15 March The first results of public testing suggest that there are few unknown cases of infection at large.
14 March The Icelandic authorities advise Icelanders not to travel and encourage those on holiday abroad to bring forward their return journey.
13 March Gatherings restricted to 100 people. Secondary schools and universities closed and limited running of nursery schools and primary schools. The first untraceable cases of infection detected. deCODE genetics begins general COVID-19 testing.
6 March First two cases of person-to-person infection in Iceland confirmed. Both cases are traced back to individuals who had travelled to northern Italy. The Civil Protection Department declares an ‘emergency alert level’.
1 March Iceland designates the whole of Italy as a risk area.
28 February First case of COVID-19 in Iceland confirmed. The Civil Protection Department declares a ‘danger alert level’.
27 February First press conference of the Chief Epidemiologist, the Director of Health and the Chief Constable of the Civil Protection Department of the National Commissioner of the Icelandic Police.
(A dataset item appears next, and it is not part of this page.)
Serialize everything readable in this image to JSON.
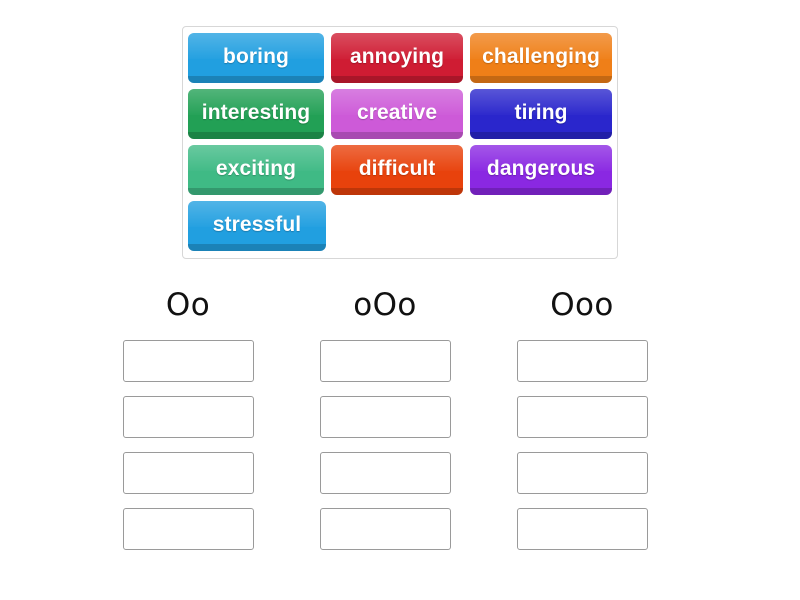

The conference is streamed by Iceland’s major media outlets.
26 February Iceland designates certain risk areas, such as northern Italy and Tyrol, before other countries and implements more stringent measures. All people arriving from those areas are obliged to quarantine for 14 days.
24 February The Chief Epidemiologist advises against unnecessary travel to four regions in northern Italy.
31 January Meeting held at the National Security Council with the Minister for Health and the Chief Epidemiologist. The Civil Protection Department’s Coordination Unit in Skógarhlíð is activated.
30 January The World Health Organisation declares a global emergency.
29 January The Chief Epidemiologist advises against unnecessary travel to China and recommends 14-day quarantine for people arriving in Iceland from there.
27 January ‘Uncertainty alert level’ regarding coronavirus declared in Iceland. Contingency and response action plans are inspected and stocks of necessary equipment are surveyed.
Objectives and measures taken by the authorities
On 6 March 2020, the Chief Epidemiologist and the Civil Protection Department of the National Commissioner of the Icelandic Police declared the highest danger level – emergency alert level – in respect of the pandemic of the virus that causes COVID-19. This was done in accordance with the National Response Plan for Global Pandemics. The measures taken involved key institutions and companies in Iceland which took the necessary action to combat the pandemic. All measures taken in the context of a quarantine situation affect daily life, albeit to varying extents. This is why measures known to be effective are taken. We therefore avail ourselves of tried and tested methods that we know to be effective, such as quarantine for those who have been exposed, isolation for those infected, early detection of infections, and extensive provision of information to the public. Other measures have also been taken to halt the spread of the virus and a ban on gatherings was established limiting the number of attendees to 100 persons. This number was further decreased to 20 persons or less as of 24 March. The Minister of Health has ratified and published rules on COVID-19 quarantine and isolation. These rules apply to all persons placed in quarantine or isolation by the Chief Epidemiologist on the basis of the Act on Health Security and Communicable Diseases.
A prerequisite for these measures is widespread consensus in society to follow advice and to pull together in this huge effort. Infection prevention important not only for personal health but is also in the interest of society as a whole. We are all Civil Protection.
You can consult Civil Protection Department COVID-19 status reports here. Information meetings are also held in the media.
Easily readable information on the coronavirus can be found here. The information was prepared by the National Association of Persons with Intellectual Disabilities.